> PROBLEM DETAILS: Lines with the word "chiamata": copy all of them from the entries below.

━━━━━ GIVEN RECORDS ━━━━━

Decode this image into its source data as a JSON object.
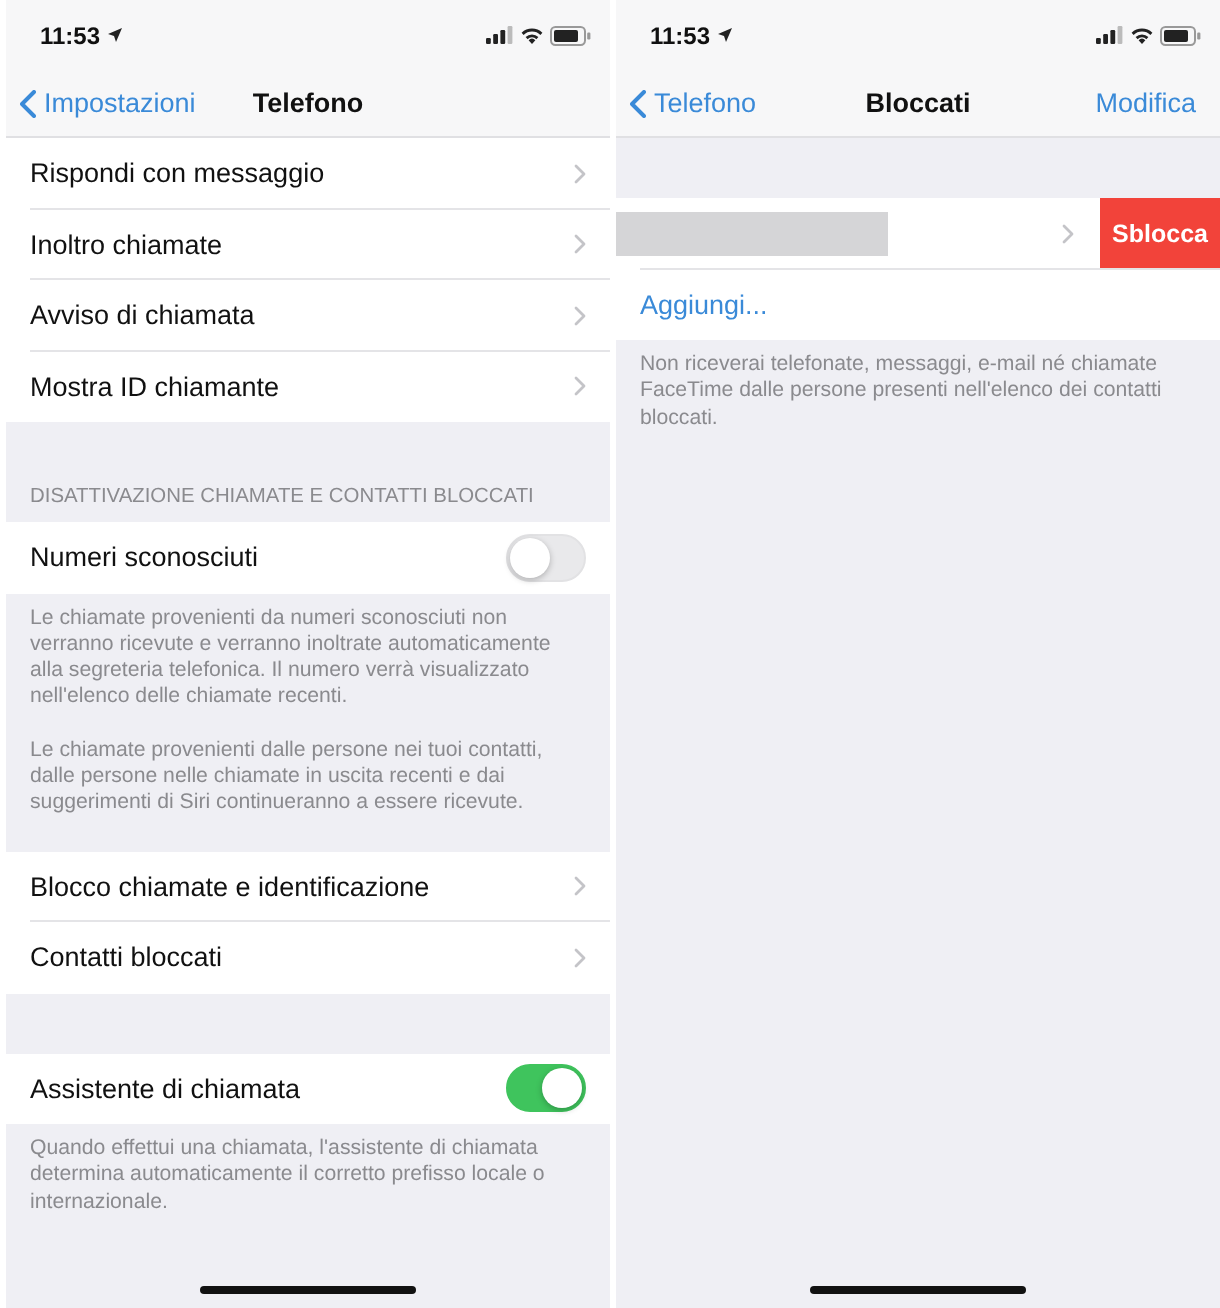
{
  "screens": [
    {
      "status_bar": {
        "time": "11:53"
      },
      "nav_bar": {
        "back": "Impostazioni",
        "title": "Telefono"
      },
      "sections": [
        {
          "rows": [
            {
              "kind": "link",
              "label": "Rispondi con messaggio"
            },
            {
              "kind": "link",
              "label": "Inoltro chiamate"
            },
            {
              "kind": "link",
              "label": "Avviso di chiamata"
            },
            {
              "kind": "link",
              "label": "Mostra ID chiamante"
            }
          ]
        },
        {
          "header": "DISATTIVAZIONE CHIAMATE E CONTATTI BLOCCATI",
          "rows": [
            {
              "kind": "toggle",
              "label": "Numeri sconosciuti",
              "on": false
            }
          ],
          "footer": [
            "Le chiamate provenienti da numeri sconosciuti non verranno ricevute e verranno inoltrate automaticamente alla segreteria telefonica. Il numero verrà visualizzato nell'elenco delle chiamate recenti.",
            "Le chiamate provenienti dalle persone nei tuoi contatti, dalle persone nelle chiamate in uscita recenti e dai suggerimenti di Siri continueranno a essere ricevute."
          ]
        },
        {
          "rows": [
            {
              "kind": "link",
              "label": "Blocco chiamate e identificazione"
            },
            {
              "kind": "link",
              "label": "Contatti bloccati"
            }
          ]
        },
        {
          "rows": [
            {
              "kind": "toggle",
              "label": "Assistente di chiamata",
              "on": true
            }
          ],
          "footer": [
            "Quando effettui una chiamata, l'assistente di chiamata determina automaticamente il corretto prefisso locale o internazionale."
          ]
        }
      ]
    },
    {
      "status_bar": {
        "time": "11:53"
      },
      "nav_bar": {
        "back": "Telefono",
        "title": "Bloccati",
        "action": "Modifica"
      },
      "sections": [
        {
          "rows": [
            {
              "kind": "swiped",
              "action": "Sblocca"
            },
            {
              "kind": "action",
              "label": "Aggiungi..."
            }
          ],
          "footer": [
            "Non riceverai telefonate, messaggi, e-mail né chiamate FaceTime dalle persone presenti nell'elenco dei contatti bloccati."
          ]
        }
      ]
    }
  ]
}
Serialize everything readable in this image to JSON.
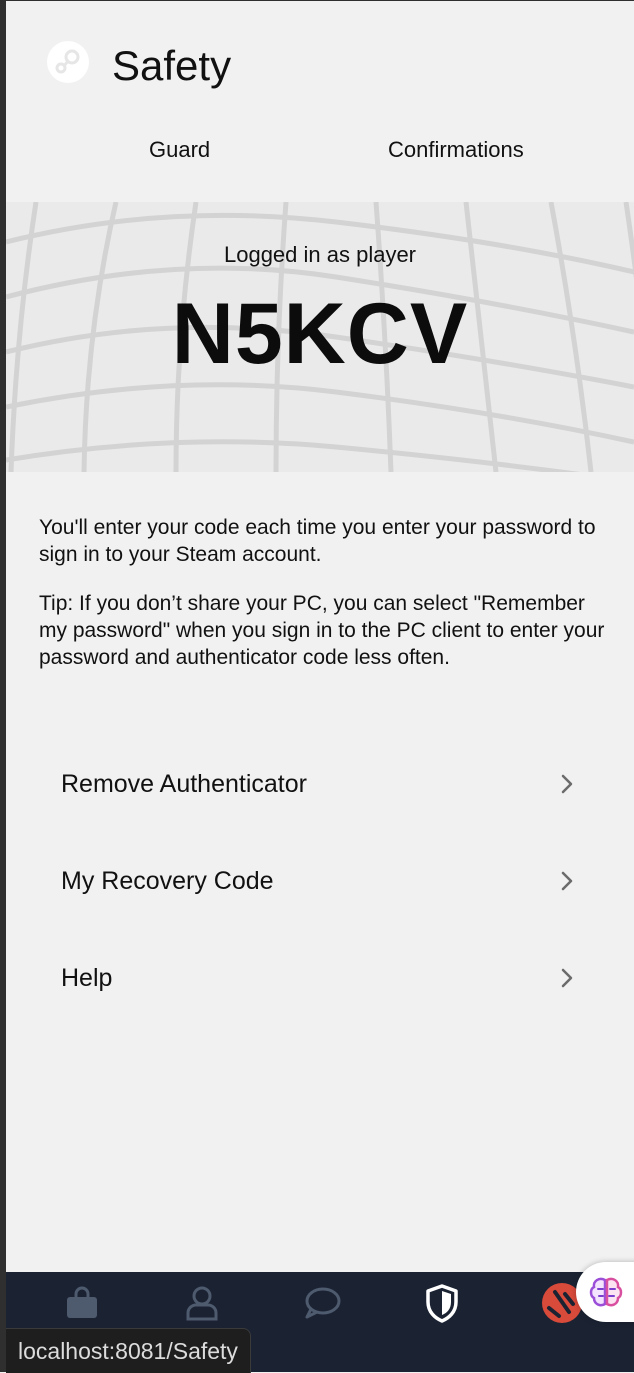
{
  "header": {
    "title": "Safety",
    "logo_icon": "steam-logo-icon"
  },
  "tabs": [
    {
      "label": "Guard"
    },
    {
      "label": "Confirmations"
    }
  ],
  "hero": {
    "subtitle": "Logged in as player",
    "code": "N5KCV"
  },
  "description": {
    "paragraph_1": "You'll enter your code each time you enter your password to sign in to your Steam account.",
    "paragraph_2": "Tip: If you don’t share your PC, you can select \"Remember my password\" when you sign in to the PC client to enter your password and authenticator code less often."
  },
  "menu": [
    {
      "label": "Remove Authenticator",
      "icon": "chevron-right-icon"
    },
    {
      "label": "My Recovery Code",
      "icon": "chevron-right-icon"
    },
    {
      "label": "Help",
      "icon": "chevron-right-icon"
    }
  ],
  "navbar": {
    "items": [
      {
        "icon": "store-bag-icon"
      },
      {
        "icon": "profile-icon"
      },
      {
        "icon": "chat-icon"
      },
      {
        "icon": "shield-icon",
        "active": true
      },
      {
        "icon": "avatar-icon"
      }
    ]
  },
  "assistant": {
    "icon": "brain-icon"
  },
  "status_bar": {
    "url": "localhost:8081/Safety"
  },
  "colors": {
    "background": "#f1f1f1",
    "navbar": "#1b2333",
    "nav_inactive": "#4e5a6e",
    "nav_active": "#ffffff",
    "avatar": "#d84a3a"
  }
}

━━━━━

> RESPONSE AREA:
              "label": "Avviso di chiamata"
              "label": "Assistente di chiamata",
            "Quando effettui una chiamata, l'assistente di chiamata determina automaticamente il corretto prefisso locale o internazionale."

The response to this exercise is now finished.